Dataset rows for apps and sites:
┏━━
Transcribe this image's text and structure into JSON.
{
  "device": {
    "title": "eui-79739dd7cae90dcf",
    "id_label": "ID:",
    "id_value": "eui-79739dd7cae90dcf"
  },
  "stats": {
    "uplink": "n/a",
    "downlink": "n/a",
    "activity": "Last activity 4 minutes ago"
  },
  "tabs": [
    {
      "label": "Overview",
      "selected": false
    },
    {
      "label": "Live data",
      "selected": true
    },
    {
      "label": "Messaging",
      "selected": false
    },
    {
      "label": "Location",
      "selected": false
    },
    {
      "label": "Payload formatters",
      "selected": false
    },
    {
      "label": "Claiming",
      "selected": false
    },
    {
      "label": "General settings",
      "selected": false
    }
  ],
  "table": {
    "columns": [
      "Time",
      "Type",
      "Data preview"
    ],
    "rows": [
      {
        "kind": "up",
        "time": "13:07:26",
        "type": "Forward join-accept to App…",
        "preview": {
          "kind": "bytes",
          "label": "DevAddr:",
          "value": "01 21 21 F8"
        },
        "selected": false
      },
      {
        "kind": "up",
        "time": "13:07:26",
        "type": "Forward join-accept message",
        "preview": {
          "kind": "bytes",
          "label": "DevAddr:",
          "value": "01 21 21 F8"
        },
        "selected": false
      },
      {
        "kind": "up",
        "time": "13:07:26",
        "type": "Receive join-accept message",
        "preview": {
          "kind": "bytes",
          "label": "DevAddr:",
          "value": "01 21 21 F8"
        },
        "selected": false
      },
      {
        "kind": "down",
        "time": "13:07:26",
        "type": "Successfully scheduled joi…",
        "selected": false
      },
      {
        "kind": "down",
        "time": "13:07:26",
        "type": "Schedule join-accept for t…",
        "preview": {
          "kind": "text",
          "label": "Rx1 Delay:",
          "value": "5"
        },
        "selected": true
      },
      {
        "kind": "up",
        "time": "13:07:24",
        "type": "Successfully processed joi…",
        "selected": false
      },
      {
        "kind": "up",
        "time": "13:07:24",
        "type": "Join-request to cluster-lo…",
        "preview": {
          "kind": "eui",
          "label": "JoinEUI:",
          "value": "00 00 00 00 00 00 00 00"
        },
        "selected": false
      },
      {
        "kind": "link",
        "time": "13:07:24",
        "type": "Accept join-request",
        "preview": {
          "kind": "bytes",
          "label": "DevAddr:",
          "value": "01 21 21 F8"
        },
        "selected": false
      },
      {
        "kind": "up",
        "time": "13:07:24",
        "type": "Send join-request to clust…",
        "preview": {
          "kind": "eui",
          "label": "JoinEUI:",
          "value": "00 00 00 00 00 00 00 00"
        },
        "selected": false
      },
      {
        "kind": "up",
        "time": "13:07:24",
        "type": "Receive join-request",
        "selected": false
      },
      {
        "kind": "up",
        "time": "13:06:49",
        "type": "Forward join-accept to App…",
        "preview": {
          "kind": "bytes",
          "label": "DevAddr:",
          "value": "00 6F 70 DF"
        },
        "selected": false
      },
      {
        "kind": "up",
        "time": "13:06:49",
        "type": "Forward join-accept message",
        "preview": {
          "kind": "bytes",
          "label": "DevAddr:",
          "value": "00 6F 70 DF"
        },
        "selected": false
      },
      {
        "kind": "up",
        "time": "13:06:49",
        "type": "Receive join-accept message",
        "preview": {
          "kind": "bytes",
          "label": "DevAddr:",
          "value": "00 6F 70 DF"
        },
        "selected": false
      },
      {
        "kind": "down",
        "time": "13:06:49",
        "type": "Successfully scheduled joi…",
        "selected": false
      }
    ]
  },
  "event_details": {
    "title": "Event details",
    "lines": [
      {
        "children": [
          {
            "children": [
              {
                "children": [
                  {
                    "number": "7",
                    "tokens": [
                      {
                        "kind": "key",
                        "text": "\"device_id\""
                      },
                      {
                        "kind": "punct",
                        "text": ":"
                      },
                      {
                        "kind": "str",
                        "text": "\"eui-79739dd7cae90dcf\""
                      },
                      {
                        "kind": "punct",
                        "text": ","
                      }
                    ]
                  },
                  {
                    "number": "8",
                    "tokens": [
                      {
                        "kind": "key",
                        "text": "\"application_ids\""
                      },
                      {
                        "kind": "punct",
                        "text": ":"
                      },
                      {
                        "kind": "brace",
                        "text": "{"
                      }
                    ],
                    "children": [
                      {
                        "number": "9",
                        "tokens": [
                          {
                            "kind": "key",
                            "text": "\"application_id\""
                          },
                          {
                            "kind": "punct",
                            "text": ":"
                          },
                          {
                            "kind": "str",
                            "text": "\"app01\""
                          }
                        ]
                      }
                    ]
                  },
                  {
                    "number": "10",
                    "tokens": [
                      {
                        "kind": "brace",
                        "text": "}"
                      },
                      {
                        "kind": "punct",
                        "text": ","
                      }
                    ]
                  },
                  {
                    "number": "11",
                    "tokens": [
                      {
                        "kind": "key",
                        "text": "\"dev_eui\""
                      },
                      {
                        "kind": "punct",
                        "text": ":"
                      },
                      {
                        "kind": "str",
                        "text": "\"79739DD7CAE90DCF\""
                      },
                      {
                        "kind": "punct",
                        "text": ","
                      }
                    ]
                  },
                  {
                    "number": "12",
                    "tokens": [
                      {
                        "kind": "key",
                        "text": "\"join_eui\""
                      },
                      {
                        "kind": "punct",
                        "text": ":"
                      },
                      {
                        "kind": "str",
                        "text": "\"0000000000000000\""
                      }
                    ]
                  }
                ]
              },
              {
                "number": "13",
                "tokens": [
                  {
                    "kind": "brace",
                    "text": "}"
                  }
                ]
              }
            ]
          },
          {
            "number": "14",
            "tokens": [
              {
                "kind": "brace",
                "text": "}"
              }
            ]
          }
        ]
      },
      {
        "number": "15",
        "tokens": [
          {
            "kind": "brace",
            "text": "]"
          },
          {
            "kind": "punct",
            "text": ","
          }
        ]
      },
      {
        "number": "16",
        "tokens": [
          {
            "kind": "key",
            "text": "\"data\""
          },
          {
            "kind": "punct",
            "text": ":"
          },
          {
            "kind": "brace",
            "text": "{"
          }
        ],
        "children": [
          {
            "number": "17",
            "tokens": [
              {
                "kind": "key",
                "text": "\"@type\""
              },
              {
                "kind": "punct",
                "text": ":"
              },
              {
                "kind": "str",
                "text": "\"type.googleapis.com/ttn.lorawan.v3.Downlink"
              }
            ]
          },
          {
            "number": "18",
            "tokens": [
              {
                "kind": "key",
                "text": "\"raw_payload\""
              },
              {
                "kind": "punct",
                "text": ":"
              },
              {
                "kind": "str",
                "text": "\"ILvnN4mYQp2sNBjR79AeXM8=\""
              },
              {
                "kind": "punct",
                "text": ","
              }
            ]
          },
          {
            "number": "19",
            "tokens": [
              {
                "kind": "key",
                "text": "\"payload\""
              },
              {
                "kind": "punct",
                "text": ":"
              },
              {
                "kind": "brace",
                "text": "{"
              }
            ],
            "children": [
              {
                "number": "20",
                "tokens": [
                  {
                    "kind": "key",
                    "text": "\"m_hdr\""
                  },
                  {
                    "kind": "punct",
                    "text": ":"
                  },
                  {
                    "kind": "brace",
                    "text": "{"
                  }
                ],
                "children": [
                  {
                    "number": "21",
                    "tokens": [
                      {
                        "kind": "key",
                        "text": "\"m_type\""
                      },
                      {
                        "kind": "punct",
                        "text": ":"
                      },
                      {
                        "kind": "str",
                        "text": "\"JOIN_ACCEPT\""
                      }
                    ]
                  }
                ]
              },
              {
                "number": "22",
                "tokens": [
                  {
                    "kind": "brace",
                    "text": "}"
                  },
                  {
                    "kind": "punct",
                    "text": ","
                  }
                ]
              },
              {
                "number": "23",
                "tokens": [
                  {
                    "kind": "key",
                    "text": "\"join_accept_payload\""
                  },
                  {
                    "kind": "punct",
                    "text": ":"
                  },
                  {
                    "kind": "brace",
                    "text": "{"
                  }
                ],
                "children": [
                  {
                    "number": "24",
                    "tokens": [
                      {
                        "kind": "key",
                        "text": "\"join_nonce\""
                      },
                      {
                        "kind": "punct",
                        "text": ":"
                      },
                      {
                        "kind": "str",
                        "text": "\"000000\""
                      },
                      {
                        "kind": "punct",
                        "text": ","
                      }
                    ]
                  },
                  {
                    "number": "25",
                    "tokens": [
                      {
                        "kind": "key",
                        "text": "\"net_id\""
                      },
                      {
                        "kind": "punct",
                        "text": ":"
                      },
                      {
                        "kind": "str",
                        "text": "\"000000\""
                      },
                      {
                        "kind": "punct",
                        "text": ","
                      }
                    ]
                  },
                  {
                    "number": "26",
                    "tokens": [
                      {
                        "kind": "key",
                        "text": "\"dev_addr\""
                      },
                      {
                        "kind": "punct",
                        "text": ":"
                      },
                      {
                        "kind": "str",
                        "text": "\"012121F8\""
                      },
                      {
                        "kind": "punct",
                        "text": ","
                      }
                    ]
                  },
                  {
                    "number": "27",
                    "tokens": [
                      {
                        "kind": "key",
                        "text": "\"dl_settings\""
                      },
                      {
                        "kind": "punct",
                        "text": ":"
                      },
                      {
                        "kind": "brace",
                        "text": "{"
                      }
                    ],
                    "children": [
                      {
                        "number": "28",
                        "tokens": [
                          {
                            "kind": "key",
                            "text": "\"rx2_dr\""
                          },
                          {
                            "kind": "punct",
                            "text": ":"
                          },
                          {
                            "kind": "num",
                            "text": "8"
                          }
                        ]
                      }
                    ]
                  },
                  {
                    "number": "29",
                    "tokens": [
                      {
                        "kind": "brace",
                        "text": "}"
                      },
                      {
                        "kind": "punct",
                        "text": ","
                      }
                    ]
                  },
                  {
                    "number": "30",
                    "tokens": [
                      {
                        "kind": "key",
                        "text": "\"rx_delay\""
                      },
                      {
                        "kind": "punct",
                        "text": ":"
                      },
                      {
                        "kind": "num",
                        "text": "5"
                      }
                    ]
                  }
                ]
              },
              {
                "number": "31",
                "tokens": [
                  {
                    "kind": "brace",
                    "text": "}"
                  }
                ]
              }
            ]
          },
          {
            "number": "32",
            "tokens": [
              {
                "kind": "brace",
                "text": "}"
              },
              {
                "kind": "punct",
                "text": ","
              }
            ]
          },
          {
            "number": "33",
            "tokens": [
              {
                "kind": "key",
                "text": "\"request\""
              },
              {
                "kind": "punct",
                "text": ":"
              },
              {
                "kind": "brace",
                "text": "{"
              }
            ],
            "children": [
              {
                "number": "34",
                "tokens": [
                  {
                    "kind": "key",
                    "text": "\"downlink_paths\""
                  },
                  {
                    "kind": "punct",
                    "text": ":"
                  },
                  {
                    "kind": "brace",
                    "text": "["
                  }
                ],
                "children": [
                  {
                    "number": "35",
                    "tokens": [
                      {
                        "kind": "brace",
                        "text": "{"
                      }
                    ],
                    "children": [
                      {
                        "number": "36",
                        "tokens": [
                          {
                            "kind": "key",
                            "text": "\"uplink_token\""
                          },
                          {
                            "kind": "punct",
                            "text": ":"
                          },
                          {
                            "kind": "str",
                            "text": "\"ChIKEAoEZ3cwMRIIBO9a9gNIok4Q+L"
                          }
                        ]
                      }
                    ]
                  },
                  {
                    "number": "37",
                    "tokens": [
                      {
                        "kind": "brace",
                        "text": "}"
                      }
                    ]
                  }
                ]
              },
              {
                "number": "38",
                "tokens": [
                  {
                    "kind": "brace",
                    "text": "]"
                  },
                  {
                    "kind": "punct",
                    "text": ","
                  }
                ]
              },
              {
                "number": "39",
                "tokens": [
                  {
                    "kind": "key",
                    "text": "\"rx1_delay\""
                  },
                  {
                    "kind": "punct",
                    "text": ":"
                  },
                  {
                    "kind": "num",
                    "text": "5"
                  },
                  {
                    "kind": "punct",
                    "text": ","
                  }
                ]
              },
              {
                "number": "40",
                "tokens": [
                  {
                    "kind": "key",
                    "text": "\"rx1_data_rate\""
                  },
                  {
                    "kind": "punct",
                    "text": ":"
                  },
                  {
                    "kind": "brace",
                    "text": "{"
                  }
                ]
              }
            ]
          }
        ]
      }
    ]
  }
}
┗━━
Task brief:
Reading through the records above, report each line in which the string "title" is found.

Answer to this problem:
    "title": "eui-79739dd7cae90dcf",
    "title": "Event details",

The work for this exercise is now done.